There were five of them; all of them in their seventies, at least. They all had matching green pullover sweatshirts with a little patch on the breast announcing their affiliation with the Sequim Seniors Sierra Club. A spindly-legged old sport in a safari hat and high-pocket shorts pushed to the forefront immediately.

"Mildred!" he screamed, rushing to her prostrate form and kneeling upon spindly legs. He began groping for a pulse. "Oh, dear God. What is the meaning of this?" he demanded of Timmon. "Who are you, what are you doing out here?"

"I... I was just... I was camped over there and I heard... and then I... I was just... and then she was... and ..."

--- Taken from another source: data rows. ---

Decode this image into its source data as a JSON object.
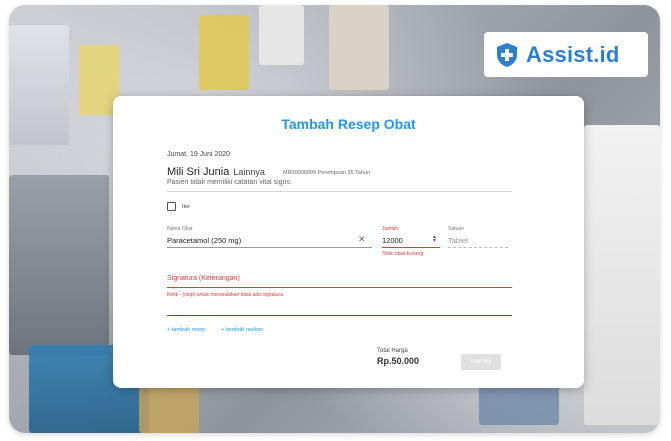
{
  "brand": {
    "logo_text": "Assist.id",
    "accent": "#2196f3"
  },
  "form": {
    "title": "Tambah Resep Obat",
    "date": "Jumat, 19 Juni 2020",
    "patient": {
      "name": "Mili Sri Junia",
      "relation": "Lainnya",
      "meta": "MR00000099   Perempuan   35 Tahun",
      "note": "Pasien tidak memiliki catatan vital signs."
    },
    "iter_label": "Iter",
    "drug": {
      "label": "Nama Obat",
      "value": "Paracetamol (250 mg)"
    },
    "qty": {
      "label": "Jumlah",
      "value": "12000",
      "error": "Stok obat kurang"
    },
    "unit": {
      "label": "Satuan",
      "placeholder": "Tablet"
    },
    "signa": {
      "label": "Signatura (Keterangan)",
      "hint": "Ketik - (strip) untuk menandakan tidak ada signatura"
    },
    "links": {
      "add_recipe": "+ tambah resep",
      "add_compound": "+ tambah racikan"
    },
    "total": {
      "label": "Total Harga",
      "value": "Rp.50.000"
    },
    "save_label": "SIMPAN"
  }
}
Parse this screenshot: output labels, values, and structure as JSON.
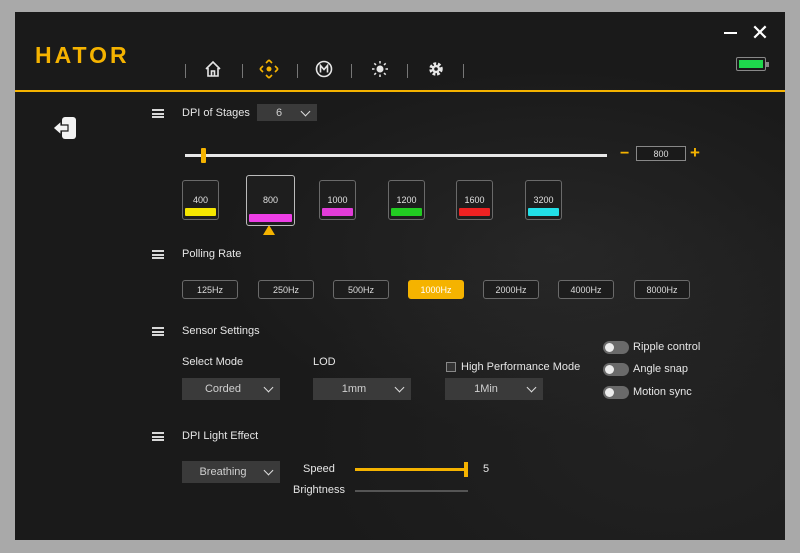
{
  "header": {
    "logo": "HATOR",
    "nav": [
      {
        "name": "home-icon",
        "glyph": "⌂"
      },
      {
        "name": "dpi-icon",
        "glyph": "◈"
      },
      {
        "name": "macro-icon",
        "glyph": "Ⓜ"
      },
      {
        "name": "light-icon",
        "glyph": "☀"
      },
      {
        "name": "settings-icon",
        "glyph": "⚙"
      }
    ],
    "close_glyph": "✕"
  },
  "colors": {
    "accent": "#f5b300",
    "battery": "#1ed84c"
  },
  "dpi": {
    "title": "DPI of Stages",
    "stages_count": "6",
    "slider_value_fraction": 0.02,
    "value": "800",
    "minus": "−",
    "plus": "+",
    "stages": [
      {
        "value": "400",
        "color": "#f5e600"
      },
      {
        "value": "800",
        "color": "#ee3ee6"
      },
      {
        "value": "1000",
        "color": "#e23cd8"
      },
      {
        "value": "1200",
        "color": "#22cc22"
      },
      {
        "value": "1600",
        "color": "#ee2222"
      },
      {
        "value": "3200",
        "color": "#22e0e8"
      }
    ]
  },
  "polling": {
    "title": "Polling Rate",
    "rates": [
      "125Hz",
      "250Hz",
      "500Hz",
      "1000Hz",
      "2000Hz",
      "4000Hz",
      "8000Hz"
    ],
    "active": "1000Hz"
  },
  "sensor": {
    "title": "Sensor Settings",
    "mode_label": "Select Mode",
    "mode_value": "Corded",
    "lod_label": "LOD",
    "lod_value": "1mm",
    "high_perf_label": "High Performance Mode",
    "high_perf_value": "1Min",
    "toggles": [
      "Ripple control",
      "Angle snap",
      "Motion sync"
    ]
  },
  "light": {
    "title": "DPI Light Effect",
    "effect_value": "Breathing",
    "speed_label": "Speed",
    "speed_value": "5",
    "speed_fraction": 1.0,
    "brightness_label": "Brightness",
    "brightness_fraction": 0.0
  }
}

"Somebody go for a doctor!" said High Pockets. "I’ve got a pulse!"

The four old people looked at one another. They all had walking sticks. The lady with the enormous sunglasses might have been blind.

"You!" demanded High Pockets, indicating Timmon. "Go for a doctor!"

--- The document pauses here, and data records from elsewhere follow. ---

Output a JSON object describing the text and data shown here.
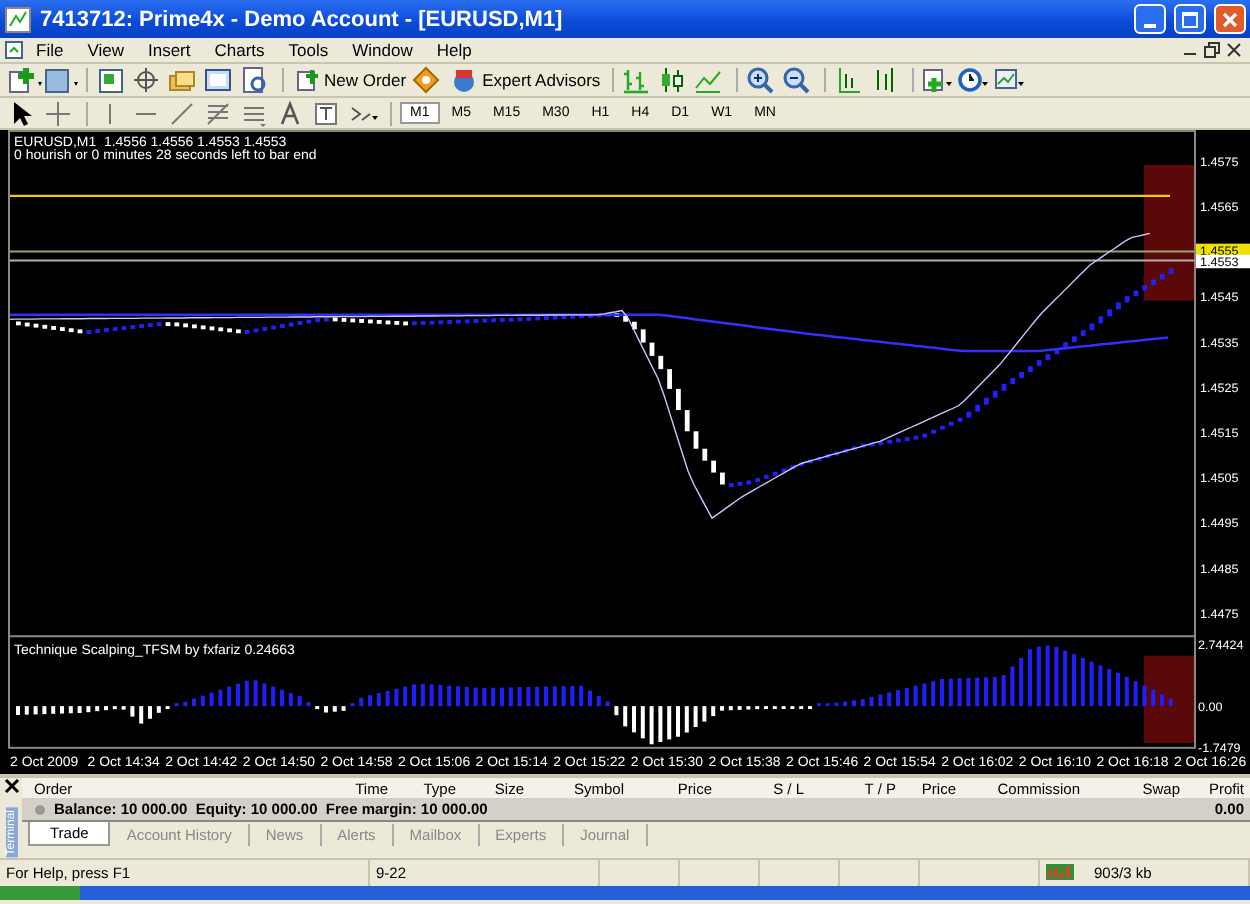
{
  "window": {
    "title": "7413712: Prime4x - Demo Account - [EURUSD,M1]"
  },
  "menu": [
    "File",
    "View",
    "Insert",
    "Charts",
    "Tools",
    "Window",
    "Help"
  ],
  "toolbar": {
    "new_order": "New Order",
    "expert_advisors": "Expert Advisors"
  },
  "timeframes": [
    {
      "label": "M1",
      "selected": true
    },
    {
      "label": "M5",
      "selected": false
    },
    {
      "label": "M15",
      "selected": false
    },
    {
      "label": "M30",
      "selected": false
    },
    {
      "label": "H1",
      "selected": false
    },
    {
      "label": "H4",
      "selected": false
    },
    {
      "label": "D1",
      "selected": false
    },
    {
      "label": "W1",
      "selected": false
    },
    {
      "label": "MN",
      "selected": false
    }
  ],
  "chart": {
    "header": "EURUSD,M1  1.4556 1.4556 1.4553 1.4553",
    "countdown": "0 hourish or 0 minutes 28 seconds left to bar end",
    "price_axis": [
      "1.4575",
      "1.4565",
      "1.4545",
      "1.4535",
      "1.4525",
      "1.4515",
      "1.4505",
      "1.4495",
      "1.4485",
      "1.4475"
    ],
    "bid_label": "1.4555",
    "last_label": "1.4553",
    "indicator": {
      "title": "Technique Scalping_TFSM by fxfariz 0.24663",
      "axis": [
        "2.74424",
        "0.00",
        "-1.7479"
      ]
    },
    "time_axis": [
      "2 Oct 2009",
      "2 Oct 14:34",
      "2 Oct 14:42",
      "2 Oct 14:50",
      "2 Oct 14:58",
      "2 Oct 15:06",
      "2 Oct 15:14",
      "2 Oct 15:22",
      "2 Oct 15:30",
      "2 Oct 15:38",
      "2 Oct 15:46",
      "2 Oct 15:54",
      "2 Oct 16:02",
      "2 Oct 16:10",
      "2 Oct 16:18",
      "2 Oct 16:26"
    ]
  },
  "terminal": {
    "side_label": "Terminal",
    "columns": [
      "Order",
      "Time",
      "Type",
      "Size",
      "Symbol",
      "Price",
      "S / L",
      "T / P",
      "Price",
      "Commission",
      "Swap",
      "Profit"
    ],
    "balance": "Balance: 10 000.00  Equity: 10 000.00  Free margin: 10 000.00",
    "profit": "0.00",
    "tabs": [
      {
        "label": "Trade",
        "selected": true
      },
      {
        "label": "Account History",
        "selected": false
      },
      {
        "label": "News",
        "selected": false
      },
      {
        "label": "Alerts",
        "selected": false
      },
      {
        "label": "Mailbox",
        "selected": false
      },
      {
        "label": "Experts",
        "selected": false
      },
      {
        "label": "Journal",
        "selected": false
      }
    ]
  },
  "status_bar": {
    "help": "For Help, press F1",
    "profile": "9-22",
    "traffic": "903/3 kb"
  }
}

After a slight hesitation, Timmon jumped into action, breaking toward his campsite, where, in a whirlwind of activity, he struck his tent, rolled it up, and stuffed the remaining gear into his Go-Lite. As he strode through the brush toward the trail, High Pockets shouted after him.

"Hurry up!"

Timmon hurried toward the trail, his thoughts harried. What if somebody wanted him to make some kind of statement—a ranger, a cop? Wouldn’t he look guilty running? What if the old battle axe croaked and they thought he had something to do with it? What if they found his dick print on her chin or something? Forensics was a bitch these days.

Reaching the trail, Timmon hesitated. His unmolested solitude had been molested, perhaps irreparably. His fate was now inextricably tied to another. Go east, and he risked exposing himself as a fugitive. Go west, and he might never outrun the decision to turn his back on the old prune. His stomach was in knots as he took his first tentative steps eastward, only to stop again, and reconsider. Here he was, a free man, still planning his escape.